━━━ Working data
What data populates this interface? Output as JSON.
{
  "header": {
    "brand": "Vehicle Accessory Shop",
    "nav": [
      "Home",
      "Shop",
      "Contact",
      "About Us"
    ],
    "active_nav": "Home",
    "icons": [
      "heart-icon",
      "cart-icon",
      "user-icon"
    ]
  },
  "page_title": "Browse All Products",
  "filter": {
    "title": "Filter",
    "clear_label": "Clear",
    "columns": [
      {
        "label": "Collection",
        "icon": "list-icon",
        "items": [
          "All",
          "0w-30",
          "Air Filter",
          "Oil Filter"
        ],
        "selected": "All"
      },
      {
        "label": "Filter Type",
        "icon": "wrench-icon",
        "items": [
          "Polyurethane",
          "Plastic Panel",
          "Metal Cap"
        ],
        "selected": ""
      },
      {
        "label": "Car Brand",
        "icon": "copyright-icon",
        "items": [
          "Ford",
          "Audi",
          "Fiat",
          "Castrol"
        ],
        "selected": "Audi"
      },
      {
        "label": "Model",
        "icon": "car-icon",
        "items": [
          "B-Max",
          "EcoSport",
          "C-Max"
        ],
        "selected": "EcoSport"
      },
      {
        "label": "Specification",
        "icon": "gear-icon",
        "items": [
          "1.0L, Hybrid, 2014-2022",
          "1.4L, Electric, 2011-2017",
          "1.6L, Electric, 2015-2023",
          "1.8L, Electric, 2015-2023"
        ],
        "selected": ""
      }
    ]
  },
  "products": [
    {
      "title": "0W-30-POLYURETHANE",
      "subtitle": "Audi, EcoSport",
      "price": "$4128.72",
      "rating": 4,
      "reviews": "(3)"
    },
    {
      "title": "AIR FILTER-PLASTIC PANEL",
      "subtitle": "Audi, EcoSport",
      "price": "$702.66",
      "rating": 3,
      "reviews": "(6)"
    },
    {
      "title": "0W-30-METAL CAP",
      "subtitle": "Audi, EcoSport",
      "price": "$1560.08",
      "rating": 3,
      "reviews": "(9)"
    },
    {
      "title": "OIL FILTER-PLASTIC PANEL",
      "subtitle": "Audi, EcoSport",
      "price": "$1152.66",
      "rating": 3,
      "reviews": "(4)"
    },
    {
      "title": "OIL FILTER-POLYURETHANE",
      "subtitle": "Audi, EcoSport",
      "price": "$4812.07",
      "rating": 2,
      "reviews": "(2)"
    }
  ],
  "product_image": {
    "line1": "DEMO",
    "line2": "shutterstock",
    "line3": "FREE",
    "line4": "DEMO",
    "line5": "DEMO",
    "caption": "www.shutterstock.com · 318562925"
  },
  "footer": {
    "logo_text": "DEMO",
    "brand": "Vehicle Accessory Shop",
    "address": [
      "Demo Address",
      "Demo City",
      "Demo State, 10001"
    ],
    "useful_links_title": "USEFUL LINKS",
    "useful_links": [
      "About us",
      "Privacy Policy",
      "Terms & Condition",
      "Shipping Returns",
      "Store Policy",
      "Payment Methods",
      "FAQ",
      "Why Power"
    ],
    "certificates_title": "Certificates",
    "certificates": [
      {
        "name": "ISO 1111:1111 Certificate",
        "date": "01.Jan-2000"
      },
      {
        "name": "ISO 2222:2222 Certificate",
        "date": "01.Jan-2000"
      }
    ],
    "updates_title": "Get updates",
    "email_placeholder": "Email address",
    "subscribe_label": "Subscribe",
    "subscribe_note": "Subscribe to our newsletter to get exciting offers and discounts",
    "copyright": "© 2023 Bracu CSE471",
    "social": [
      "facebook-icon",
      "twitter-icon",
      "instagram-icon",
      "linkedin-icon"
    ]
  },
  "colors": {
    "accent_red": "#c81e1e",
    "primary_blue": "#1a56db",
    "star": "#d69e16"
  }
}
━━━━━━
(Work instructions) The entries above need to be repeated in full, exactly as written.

(Response to the task)
What data populates this interface? Output as JSON.
{
  "header": {
    "brand": "Vehicle Accessory Shop",
    "nav": [
      "Home",
      "Shop",
      "Contact",
      "About Us"
    ],
    "active_nav": "Home",
    "icons": [
      "heart-icon",
      "cart-icon",
      "user-icon"
    ]
  },
  "page_title": "Browse All Products",
  "filter": {
    "title": "Filter",
    "clear_label": "Clear",
    "columns": [
      {
        "label": "Collection",
        "icon": "list-icon",
        "items": [
          "All",
          "0w-30",
          "Air Filter",
          "Oil Filter"
        ],
        "selected": "All"
      },
      {
        "label": "Filter Type",
        "icon": "wrench-icon",
        "items": [
          "Polyurethane",
          "Plastic Panel",
          "Metal Cap"
        ],
        "selected": ""
      },
      {
        "label": "Car Brand",
        "icon": "copyright-icon",
        "items": [
          "Ford",
          "Audi",
          "Fiat",
          "Castrol"
        ],
        "selected": "Audi"
      },
      {
        "label": "Model",
        "icon": "car-icon",
        "items": [
          "B-Max",
          "EcoSport",
          "C-Max"
        ],
        "selected": "EcoSport"
      },
      {
        "label": "Specification",
        "icon": "gear-icon",
        "items": [
          "1.0L, Hybrid, 2014-2022",
          "1.4L, Electric, 2011-2017",
          "1.6L, Electric, 2015-2023",
          "1.8L, Electric, 2015-2023"
        ],
        "selected": ""
      }
    ]
  },
  "products": [
    {
      "title": "0W-30-POLYURETHANE",
      "subtitle": "Audi, EcoSport",
      "price": "$4128.72",
      "rating": 4,
      "reviews": "(3)"
    },
    {
      "title": "AIR FILTER-PLASTIC PANEL",
      "subtitle": "Audi, EcoSport",
      "price": "$702.66",
      "rating": 3,
      "reviews": "(6)"
    },
    {
      "title": "0W-30-METAL CAP",
      "subtitle": "Audi, EcoSport",
      "price": "$1560.08",
      "rating": 3,
      "reviews": "(9)"
    },
    {
      "title": "OIL FILTER-PLASTIC PANEL",
      "subtitle": "Audi, EcoSport",
      "price": "$1152.66",
      "rating": 3,
      "reviews": "(4)"
    },
    {
      "title": "OIL FILTER-POLYURETHANE",
      "subtitle": "Audi, EcoSport",
      "price": "$4812.07",
      "rating": 2,
      "reviews": "(2)"
    }
  ],
  "product_image": {
    "line1": "DEMO",
    "line2": "shutterstock",
    "line3": "FREE",
    "line4": "DEMO",
    "line5": "DEMO",
    "caption": "www.shutterstock.com · 318562925"
  },
  "footer": {
    "logo_text": "DEMO",
    "brand": "Vehicle Accessory Shop",
    "address": [
      "Demo Address",
      "Demo City",
      "Demo State, 10001"
    ],
    "useful_links_title": "USEFUL LINKS",
    "useful_links": [
      "About us",
      "Privacy Policy",
      "Terms & Condition",
      "Shipping Returns",
      "Store Policy",
      "Payment Methods",
      "FAQ",
      "Why Power"
    ],
    "certificates_title": "Certificates",
    "certificates": [
      {
        "name": "ISO 1111:1111 Certificate",
        "date": "01.Jan-2000"
      },
      {
        "name": "ISO 2222:2222 Certificate",
        "date": "01.Jan-2000"
      }
    ],
    "updates_title": "Get updates",
    "email_placeholder": "Email address",
    "subscribe_label": "Subscribe",
    "subscribe_note": "Subscribe to our newsletter to get exciting offers and discounts",
    "copyright": "© 2023 Bracu CSE471",
    "social": [
      "facebook-icon",
      "twitter-icon",
      "instagram-icon",
      "linkedin-icon"
    ]
  },
  "colors": {
    "accent_red": "#c81e1e",
    "primary_blue": "#1a56db",
    "star": "#d69e16"
  }
}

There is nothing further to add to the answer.